### Listed entries
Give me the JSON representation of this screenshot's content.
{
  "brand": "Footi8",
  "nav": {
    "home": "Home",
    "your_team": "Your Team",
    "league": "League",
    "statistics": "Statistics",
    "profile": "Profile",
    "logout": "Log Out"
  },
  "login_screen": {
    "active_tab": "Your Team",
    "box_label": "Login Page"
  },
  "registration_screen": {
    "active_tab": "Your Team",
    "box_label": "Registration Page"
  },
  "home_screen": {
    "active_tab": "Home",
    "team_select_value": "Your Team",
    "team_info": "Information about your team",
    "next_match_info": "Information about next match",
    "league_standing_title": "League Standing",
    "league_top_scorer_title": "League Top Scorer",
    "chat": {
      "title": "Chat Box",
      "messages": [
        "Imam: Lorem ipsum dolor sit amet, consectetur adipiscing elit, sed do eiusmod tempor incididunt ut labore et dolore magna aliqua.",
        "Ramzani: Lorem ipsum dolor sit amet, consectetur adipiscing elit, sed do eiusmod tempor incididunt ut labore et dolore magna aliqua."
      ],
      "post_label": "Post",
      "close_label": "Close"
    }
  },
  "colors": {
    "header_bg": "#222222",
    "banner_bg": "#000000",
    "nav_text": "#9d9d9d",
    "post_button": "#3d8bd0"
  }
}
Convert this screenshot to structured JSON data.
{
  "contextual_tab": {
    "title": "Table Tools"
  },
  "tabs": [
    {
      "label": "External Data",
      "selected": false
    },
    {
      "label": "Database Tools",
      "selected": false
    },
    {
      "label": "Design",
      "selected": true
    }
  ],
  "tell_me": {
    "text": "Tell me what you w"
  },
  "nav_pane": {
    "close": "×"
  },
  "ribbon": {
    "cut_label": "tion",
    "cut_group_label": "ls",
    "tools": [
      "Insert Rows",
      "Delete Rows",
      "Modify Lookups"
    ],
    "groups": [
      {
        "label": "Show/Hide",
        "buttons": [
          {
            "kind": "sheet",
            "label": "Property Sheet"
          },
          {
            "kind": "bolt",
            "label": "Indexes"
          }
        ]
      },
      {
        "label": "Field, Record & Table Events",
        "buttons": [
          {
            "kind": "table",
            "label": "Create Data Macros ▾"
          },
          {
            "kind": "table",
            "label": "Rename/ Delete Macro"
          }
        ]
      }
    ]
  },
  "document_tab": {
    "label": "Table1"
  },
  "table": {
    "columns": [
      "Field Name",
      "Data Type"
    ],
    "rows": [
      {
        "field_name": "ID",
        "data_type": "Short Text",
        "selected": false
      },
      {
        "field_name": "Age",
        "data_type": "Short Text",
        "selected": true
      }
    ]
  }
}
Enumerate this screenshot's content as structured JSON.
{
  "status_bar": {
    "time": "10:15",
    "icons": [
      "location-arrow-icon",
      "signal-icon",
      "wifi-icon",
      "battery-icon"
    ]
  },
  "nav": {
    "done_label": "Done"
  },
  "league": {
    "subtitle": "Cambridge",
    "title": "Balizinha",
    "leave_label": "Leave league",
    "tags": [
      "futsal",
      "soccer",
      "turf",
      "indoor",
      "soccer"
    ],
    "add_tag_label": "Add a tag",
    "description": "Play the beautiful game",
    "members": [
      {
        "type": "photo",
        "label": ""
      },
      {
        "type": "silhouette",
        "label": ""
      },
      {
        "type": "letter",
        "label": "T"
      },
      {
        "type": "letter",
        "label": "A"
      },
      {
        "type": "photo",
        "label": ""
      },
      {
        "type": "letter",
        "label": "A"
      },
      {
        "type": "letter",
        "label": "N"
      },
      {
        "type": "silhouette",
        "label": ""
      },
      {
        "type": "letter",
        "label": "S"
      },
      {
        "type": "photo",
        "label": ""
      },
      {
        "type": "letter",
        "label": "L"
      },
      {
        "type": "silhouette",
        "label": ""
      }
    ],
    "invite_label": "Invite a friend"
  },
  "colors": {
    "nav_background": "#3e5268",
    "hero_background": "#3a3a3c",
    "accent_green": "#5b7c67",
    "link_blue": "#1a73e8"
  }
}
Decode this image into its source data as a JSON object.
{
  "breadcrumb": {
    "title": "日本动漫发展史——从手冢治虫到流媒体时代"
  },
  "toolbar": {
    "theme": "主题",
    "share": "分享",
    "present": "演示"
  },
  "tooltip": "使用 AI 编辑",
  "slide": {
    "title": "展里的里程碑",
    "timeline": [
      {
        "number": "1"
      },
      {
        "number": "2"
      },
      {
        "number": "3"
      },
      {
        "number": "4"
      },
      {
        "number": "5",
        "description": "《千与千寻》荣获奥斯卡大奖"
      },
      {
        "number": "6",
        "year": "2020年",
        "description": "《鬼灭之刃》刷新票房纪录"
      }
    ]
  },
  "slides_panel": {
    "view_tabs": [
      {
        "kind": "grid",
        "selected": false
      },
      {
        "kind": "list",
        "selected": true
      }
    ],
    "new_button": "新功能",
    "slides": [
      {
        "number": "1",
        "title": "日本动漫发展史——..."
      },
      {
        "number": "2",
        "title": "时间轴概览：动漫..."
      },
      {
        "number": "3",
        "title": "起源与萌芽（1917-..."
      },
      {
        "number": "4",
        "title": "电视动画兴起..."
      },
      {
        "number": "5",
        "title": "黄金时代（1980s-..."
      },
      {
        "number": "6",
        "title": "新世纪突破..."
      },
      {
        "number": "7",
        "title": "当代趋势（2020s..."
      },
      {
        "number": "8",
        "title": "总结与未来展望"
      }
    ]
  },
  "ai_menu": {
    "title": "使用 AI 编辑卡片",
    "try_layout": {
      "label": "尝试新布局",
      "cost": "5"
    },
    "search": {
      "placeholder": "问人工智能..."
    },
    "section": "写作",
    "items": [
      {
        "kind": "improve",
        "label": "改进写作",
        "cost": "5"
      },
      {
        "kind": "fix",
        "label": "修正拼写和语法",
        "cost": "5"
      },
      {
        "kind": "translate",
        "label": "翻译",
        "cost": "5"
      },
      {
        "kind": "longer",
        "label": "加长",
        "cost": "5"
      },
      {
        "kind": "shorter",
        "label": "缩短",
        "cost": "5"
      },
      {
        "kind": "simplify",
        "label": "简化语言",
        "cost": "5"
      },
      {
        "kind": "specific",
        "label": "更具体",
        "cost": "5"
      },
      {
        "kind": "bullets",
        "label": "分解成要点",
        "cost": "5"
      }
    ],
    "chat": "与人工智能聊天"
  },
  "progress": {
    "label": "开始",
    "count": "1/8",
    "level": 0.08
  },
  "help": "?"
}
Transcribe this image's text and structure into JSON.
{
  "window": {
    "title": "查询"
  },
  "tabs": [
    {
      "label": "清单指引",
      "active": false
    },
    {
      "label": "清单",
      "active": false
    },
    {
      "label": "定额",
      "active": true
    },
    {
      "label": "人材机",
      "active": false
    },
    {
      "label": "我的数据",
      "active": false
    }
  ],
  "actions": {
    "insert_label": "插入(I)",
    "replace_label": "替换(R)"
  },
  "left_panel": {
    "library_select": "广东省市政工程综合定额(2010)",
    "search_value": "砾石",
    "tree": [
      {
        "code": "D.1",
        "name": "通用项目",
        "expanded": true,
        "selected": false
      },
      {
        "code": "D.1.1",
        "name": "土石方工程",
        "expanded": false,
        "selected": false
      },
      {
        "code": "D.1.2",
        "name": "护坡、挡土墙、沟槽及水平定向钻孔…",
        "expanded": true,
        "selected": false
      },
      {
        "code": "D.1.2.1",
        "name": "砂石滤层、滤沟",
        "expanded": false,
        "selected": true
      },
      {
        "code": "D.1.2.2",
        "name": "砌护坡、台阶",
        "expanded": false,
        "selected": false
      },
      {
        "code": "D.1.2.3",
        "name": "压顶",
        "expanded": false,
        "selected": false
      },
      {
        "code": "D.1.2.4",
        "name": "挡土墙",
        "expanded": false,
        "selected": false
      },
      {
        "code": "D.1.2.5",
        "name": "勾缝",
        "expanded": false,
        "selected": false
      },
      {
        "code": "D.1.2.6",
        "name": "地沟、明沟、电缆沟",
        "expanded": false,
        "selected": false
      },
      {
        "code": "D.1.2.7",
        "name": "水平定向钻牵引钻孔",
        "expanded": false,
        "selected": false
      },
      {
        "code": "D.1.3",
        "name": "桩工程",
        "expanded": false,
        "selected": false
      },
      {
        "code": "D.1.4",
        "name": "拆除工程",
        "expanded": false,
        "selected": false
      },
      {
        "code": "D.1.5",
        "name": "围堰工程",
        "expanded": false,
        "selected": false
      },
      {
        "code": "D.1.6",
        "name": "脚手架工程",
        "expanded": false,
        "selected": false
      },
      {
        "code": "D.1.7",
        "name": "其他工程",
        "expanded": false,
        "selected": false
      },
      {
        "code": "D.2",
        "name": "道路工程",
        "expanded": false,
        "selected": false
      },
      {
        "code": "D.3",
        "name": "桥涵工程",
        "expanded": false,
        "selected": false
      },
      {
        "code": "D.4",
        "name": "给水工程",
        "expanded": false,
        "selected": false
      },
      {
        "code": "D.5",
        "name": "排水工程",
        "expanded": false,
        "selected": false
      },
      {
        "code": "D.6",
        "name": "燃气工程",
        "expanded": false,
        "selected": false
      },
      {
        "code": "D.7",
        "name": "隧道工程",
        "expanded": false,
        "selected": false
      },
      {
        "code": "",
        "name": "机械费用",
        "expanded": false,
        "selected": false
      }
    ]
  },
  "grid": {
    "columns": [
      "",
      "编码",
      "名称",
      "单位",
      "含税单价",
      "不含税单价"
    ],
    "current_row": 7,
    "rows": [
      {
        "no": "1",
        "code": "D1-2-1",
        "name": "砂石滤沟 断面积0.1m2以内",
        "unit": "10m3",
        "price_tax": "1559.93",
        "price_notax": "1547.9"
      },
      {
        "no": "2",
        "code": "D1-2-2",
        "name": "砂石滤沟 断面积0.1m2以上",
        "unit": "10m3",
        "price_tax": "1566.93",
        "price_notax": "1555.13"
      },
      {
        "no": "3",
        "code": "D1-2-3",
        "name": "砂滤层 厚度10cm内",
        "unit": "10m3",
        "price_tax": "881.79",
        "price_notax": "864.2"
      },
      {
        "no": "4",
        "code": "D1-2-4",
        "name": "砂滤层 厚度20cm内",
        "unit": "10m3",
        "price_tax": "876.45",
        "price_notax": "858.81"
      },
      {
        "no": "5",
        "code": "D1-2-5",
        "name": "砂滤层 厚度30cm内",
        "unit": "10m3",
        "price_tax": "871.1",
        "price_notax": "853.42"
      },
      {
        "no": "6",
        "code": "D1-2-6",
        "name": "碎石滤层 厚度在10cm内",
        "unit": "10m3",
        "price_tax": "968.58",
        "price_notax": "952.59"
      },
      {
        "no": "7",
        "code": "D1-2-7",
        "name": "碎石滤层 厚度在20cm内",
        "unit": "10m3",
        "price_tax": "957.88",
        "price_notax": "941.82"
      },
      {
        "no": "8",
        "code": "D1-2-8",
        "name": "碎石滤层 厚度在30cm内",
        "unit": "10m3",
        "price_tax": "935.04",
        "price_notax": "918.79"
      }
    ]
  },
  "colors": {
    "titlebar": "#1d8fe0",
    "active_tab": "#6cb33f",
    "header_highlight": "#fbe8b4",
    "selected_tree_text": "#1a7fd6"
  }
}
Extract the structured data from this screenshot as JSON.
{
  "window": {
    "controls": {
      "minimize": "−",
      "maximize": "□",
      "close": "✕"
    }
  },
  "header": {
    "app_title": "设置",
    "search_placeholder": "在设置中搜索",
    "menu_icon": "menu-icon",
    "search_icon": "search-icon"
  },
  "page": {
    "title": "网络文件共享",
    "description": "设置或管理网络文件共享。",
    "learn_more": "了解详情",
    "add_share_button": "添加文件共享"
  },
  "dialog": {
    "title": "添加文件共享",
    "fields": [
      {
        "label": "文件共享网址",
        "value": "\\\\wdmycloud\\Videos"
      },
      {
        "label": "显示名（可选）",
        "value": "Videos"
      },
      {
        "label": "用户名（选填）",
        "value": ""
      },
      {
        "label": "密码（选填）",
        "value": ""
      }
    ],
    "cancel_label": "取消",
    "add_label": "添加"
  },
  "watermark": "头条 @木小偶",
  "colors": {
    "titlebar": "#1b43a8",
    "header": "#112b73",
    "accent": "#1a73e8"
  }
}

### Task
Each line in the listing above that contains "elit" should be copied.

### Written response
        "Imam: Lorem ipsum dolor sit amet, consectetur adipiscing elit, sed do eiusmod tempor incididunt ut labore et dolore magna aliqua.",
        "Ramzani: Lorem ipsum dolor sit amet, consectetur adipiscing elit, sed do eiusmod tempor incididunt ut labore et dolore magna aliqua."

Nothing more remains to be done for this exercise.